Called eighty households later that day. In their attempt to make sure everyone votes and, at the same time, avoid an Election Day crush, Colorado has set up a thorny system of early voting, mail-in ballots and polling places. Sunday night is fertile ground for phone banking, lots of people at home. The calls matter – I answered two questions that would likely have resulted in rejected mail-in ballots. Obama should crush here, but nothing is certain, and now everything depends upon the Get Out The Vote effort. Without it, all the polls in the world will come to naught. Mordor’s pall will spread over the land, the crops will fail, lights will dim and the dark will be renewed. Fear will rule the land. You want that? I didn’t think so.
Chapter 3: Whose Side Are You On?
“Two years ago, a list of the nation’s brainiest cities was put together from Census Bureau reports — that is, cities with the highest percentage of college graduates, which is not the same as smart, of course.
These are vibrant, prosperous places where a knowledge economy and cool things to do after hours attract people from all over the country. Among the top 10, only two of those metro areas — Raleigh, N.C., and Lexington, Ky. — voted Republican in the 2004 presidential election.
This year, all 10 are likely to go Democratic. What’s more, with Colorado, New Hampshire and Virginia now trending blue, Republicans stand to lose the nation’s 10 best-educated states as well.” – Timothy Egan, writing in the NYT. Well, then.

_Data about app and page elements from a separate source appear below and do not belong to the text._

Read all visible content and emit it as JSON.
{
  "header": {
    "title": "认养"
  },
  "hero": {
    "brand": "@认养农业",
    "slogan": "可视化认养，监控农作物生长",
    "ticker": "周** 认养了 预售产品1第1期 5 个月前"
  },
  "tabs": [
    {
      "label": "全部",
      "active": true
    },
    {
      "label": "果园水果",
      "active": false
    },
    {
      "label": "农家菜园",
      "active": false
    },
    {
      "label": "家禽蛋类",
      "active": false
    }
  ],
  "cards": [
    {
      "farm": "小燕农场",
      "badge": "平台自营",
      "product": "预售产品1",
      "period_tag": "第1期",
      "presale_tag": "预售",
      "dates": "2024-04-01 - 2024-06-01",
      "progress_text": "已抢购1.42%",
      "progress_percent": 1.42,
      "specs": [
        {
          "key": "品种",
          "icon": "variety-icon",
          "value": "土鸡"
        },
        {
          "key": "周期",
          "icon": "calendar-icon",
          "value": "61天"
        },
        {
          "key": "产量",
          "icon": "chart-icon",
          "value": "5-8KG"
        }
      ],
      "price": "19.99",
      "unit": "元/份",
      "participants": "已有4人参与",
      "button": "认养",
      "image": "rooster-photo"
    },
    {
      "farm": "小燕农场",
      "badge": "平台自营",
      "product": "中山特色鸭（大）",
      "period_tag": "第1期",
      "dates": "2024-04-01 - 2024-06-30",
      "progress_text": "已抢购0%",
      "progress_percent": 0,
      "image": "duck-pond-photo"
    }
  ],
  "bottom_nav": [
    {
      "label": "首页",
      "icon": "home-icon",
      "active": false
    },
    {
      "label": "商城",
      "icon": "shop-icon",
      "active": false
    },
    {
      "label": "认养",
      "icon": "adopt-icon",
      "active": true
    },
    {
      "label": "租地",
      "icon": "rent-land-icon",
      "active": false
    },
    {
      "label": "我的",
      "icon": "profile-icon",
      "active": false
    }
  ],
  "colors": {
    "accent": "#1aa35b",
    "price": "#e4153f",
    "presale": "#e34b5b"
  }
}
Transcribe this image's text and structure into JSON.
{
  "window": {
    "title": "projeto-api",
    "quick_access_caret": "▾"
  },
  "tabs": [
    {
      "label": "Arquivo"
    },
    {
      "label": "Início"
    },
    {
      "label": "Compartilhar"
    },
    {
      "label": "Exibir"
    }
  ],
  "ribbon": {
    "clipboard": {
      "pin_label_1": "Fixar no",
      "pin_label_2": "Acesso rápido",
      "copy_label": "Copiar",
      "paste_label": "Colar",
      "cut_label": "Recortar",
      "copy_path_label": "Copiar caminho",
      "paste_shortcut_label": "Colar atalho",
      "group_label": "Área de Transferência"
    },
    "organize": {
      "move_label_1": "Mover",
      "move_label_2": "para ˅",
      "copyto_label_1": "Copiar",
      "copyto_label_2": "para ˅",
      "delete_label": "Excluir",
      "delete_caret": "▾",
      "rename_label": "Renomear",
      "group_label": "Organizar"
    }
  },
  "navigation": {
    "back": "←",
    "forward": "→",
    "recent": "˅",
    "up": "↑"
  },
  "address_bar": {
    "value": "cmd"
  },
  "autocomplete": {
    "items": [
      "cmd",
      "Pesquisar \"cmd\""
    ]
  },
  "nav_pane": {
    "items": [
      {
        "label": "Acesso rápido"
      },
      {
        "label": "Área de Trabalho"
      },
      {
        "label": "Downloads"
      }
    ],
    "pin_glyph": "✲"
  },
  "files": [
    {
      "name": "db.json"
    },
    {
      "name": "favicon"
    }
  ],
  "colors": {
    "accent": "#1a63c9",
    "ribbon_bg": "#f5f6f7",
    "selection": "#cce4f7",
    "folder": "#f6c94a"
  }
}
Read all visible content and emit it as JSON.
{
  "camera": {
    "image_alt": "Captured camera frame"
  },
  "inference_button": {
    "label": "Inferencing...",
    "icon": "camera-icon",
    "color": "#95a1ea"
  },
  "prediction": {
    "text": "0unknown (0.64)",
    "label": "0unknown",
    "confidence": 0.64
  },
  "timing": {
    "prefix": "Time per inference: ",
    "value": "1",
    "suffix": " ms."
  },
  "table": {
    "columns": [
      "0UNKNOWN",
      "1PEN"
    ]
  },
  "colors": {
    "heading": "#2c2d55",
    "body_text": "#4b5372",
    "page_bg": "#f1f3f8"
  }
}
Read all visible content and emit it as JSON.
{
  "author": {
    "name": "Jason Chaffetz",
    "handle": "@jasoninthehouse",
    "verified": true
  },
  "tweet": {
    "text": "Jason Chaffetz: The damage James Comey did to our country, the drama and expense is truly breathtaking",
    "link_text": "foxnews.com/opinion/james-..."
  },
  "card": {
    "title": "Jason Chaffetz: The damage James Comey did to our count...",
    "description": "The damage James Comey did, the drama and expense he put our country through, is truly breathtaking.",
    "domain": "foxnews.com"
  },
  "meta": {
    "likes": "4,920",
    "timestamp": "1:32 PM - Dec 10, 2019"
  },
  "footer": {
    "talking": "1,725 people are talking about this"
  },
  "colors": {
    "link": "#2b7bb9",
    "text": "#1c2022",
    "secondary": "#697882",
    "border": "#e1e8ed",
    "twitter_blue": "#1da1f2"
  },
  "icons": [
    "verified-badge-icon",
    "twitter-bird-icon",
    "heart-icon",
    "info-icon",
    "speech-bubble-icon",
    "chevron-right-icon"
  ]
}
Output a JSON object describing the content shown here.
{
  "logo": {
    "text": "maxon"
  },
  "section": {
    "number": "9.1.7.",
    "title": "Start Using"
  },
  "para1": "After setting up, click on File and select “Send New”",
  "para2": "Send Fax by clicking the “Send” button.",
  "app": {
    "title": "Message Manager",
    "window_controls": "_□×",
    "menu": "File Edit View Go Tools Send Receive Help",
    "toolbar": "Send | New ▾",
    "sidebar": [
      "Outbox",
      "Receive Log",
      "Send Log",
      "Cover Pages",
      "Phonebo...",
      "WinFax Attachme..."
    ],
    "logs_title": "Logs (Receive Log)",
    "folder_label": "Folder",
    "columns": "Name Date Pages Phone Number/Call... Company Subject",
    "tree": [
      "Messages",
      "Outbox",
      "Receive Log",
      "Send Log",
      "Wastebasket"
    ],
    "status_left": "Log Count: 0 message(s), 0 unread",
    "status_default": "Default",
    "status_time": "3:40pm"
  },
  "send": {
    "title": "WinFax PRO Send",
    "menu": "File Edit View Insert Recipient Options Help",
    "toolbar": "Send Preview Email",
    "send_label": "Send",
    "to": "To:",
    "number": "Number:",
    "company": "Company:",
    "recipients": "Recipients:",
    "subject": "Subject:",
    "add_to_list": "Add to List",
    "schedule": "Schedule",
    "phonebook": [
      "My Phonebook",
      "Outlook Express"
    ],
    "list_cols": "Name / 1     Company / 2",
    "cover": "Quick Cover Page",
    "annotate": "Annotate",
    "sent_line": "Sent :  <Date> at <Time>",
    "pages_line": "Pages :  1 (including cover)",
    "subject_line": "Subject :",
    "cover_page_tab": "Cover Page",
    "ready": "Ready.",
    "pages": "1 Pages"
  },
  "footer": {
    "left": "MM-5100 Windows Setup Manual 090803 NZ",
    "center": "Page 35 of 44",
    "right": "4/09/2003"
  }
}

Chapter 4: In Which The Author Returns To The Fray
Back to the trenches.
from America, USA, Jeff